The Chat runs on technology dubbed as Rich Communication Service (RCS), a new standard for the SMS texts. This is not a new chat app, rather it can be seen as a feature that has already existed on most Android phones under Android Messages. It may be seen as an advanced version of SMS, and will be automatically activated in the current SMS app on Android Messages.
It must be noted that the Chat is not a Google service, rather a carrier-based service. And, the search giant is only working to fine-tune it so that ” every carrier’s Chat services will be interoperable,” says The Verge. Google is working with the group of carriers that already support the RCS messaging. The idea behind working with these companies is to bring RCS to Android as a chat feature. Apple is, however, still to sign up for RCS, and given its commitment towards the user privacy and security, it is doubtful if the iPhone maker would be interested in the RCS tech anytime soon.
For the Chat feature, Google CEO Sundar Pichai has put his trust in none other than Anil Sabharwal, the man behind Google photos apps, the most successful Google apps over the past few years. Sabharwal, who is overseeing the Chat feature, believes that since the majority of users are on Android Messages, it makes perfect sense to develop the service. It appears that now Google has diverted its attention from its latest messaging app “Allo” to focus completely on the Chat fetaure.
Just six months back, Sabharwal took the helm of the communications team, and was quick to do a review of Google’s offerings and strategies in the segment. So it turned out, the search giant had four messaging apps: Hangouts, Allo, Duo and Android Messages. However, each suffered from one or another shortcoming. So, it was only logical to come up with something that users would flock to.
“At the end of the day … the native SMS app is where users are,” he says. “They’re not interested in going to a different place to use SMS,” Sabharwal said, according to The Verge.
So, now Sabharwal has the big task of addressing a major issue that Google has been facing for quite some time now, and it is the absence of a popular chat app. Sabharwal will have to work hard to make Android Messages as efficient as iMessage, Messenger and to some extent WhatsApp as well.
The Chat has various features that closely resemble the rival online messaging service WhatsApp such as full-resolution images and video, a sign when the other person is typing and read receipts. The Chat would also include a web client similar to WhatsApp. Further, it would also have Google’s machine learning based Smart Reply feature, allowing users to tap and access predictive responses.
Overall, it could be said that the basic messaging app would be about the same. However, the Chat feature would not offer end-to-end encryption, which might come as a disappointment to many as major chat apps such as WhatsApp and Signal are already enriched with the encryption feature. A positive the Chat users would be that the RCS system would also allow users to communicate through pictures, multimedia and stickers, given the network carriers support the same.
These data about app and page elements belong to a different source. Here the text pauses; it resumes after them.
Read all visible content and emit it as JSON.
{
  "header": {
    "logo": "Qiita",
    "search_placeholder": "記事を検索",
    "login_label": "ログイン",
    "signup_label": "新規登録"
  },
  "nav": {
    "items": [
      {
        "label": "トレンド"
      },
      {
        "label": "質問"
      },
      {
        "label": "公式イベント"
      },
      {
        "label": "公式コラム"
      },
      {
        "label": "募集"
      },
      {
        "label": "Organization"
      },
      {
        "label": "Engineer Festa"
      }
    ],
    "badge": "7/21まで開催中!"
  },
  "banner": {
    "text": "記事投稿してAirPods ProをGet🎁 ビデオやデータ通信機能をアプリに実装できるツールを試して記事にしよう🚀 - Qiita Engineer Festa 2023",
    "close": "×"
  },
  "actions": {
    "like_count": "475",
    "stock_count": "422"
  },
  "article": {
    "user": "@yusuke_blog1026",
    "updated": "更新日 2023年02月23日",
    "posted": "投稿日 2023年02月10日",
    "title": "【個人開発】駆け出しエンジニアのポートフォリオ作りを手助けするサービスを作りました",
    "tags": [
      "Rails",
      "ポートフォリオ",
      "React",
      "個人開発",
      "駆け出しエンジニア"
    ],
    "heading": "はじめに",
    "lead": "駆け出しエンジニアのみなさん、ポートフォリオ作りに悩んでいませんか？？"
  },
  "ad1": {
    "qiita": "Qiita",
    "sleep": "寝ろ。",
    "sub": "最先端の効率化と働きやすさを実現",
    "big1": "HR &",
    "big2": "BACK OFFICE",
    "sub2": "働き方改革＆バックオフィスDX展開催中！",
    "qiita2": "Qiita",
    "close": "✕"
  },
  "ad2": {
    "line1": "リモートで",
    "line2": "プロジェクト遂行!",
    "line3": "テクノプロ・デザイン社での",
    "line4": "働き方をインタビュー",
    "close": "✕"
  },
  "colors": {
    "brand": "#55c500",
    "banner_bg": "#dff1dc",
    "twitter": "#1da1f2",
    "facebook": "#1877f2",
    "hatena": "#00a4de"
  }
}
Despite all the upmarket technologies, Google still seems to have missed something. The feature primarily depends on the telecom operators. Most of the features in the Chat rely on the carrier services, making it heavily dependent on the telecom companies, which may or may not support all the features. Thus, the success of the service hinges on telecom operators agreeing to offer the service for free or at least at competitive prices.
So, the tech giant has a big challenge ahead as it needs to convince the network operators across the world to offer support to the Chat . The Verge reveals that there are 55 operators across the world supporting the RCS universal profile. OEMs that support the tech are HTC, ASUS, Lenovo, LG and Intex. Also, bringing all the OEMs together and expecting them to offer a similar experience is not an easy task.
Google’s focused efforts to coax the carriers into offering support for Chat is obvious. “Allo” fell flat on the user base front when compared to Facebook Messenger and WhatsApp. Thus, the below par performance of Allo, forced Google to focus on Android Messages, which comes preinstalled on most Android devices and has an active monthly user base of over 100 million.
Update: the previous version of the article wrongly stated that its a new chat app from Google, called Google Chat. Rather, the feature has already existed under the Android Messages. The article has been updated to reflect the changes.